CBC News has posted an interesting article regarding Canadian math and science ability across our country. In short, we are VERY lacking in our science and mathematical ability as a general population. They claim that this is due to the fact many provinces only require mathematics until students are in grade 10. At this point, I was shocked (at least we require grade 11), and a little worried. Do students really understand all of the math they need to be productive citizens by grade 10?!
Then, I looked at the ages considered, 16 – 65. A very diverse group. I would have liked to see results broken down by age categories. For example, do the younger students have stronger skills? I ask this because I believe they would for two reasons, 1) students have more recently completed formal math work, and more importantly, 2) math is now given in real world contexts. Do these contexts affect retention?
My next questions are around the drop out rates of science and math. Why are these rates so high when science is SO interesting? I have always wondered why my physics class sizes are growing it is only by a few students per year. Physics is how we explain our world! My class is JAM PACKED with labs and investigations and I even avoid difficult math until the very end of concepts. Why aren’t students taking these courses? Is it because they want an easier class? Is it because they don’t like science? I am completely baffled, but definitely understand where this article is coming from.
Scientific literacy is fundamental in our society. New technologies emerge every day and our students need to have a basic understanding of these new technologies.

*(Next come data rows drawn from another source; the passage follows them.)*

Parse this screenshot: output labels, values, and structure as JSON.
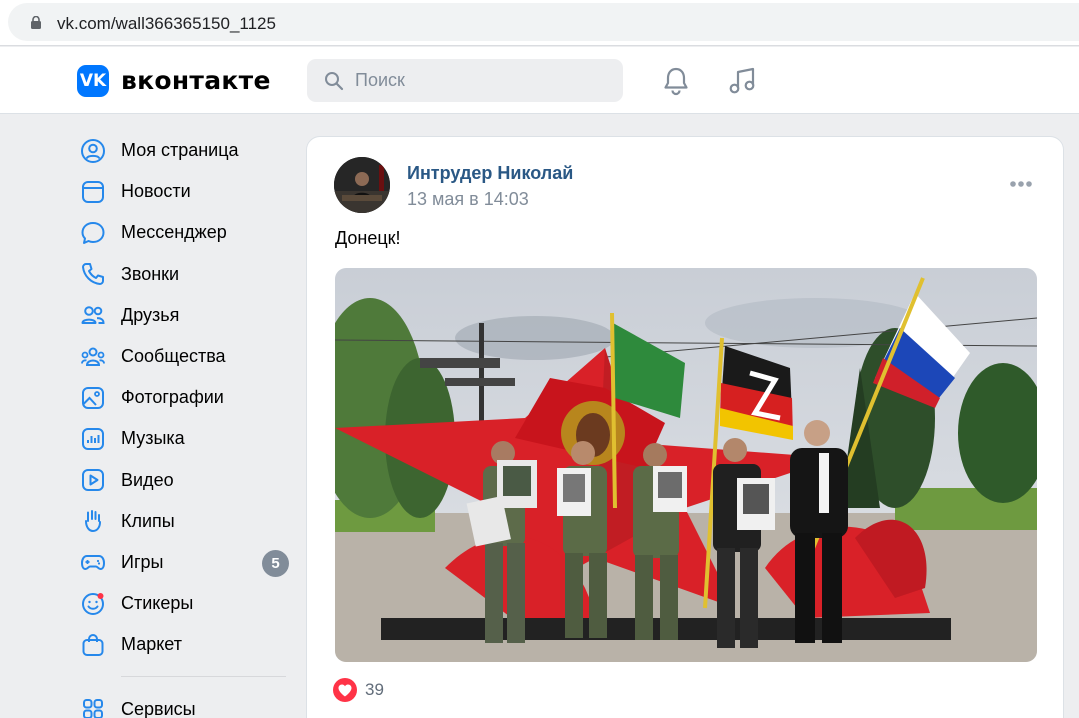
{
  "browser": {
    "url": "vk.com/wall366365150_1125"
  },
  "header": {
    "brand": "вконтакте",
    "logo_text": "VK",
    "search_placeholder": "Поиск"
  },
  "sidebar": {
    "items": [
      {
        "label": "Моя страница",
        "icon": "user-circle-icon"
      },
      {
        "label": "Новости",
        "icon": "news-icon"
      },
      {
        "label": "Мессенджер",
        "icon": "message-icon"
      },
      {
        "label": "Звонки",
        "icon": "phone-icon"
      },
      {
        "label": "Друзья",
        "icon": "friends-icon"
      },
      {
        "label": "Сообщества",
        "icon": "communities-icon"
      },
      {
        "label": "Фотографии",
        "icon": "photo-icon"
      },
      {
        "label": "Музыка",
        "icon": "music-icon"
      },
      {
        "label": "Видео",
        "icon": "video-icon"
      },
      {
        "label": "Клипы",
        "icon": "clips-icon"
      },
      {
        "label": "Игры",
        "icon": "games-icon",
        "badge": "5"
      },
      {
        "label": "Стикеры",
        "icon": "stickers-icon"
      },
      {
        "label": "Маркет",
        "icon": "market-icon"
      }
    ],
    "services_label": "Сервисы"
  },
  "post": {
    "author": "Интрудер Николай",
    "date": "13 мая в 14:03",
    "text": "Донецк!",
    "likes": "39"
  },
  "colors": {
    "accent": "#0077ff",
    "link": "#2a5885",
    "muted": "#818c99",
    "like": "#ff3347",
    "bg": "#edeef0"
  }
}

So, let’s start the conversation. How can we improve our science classes to increase the number of students taking them?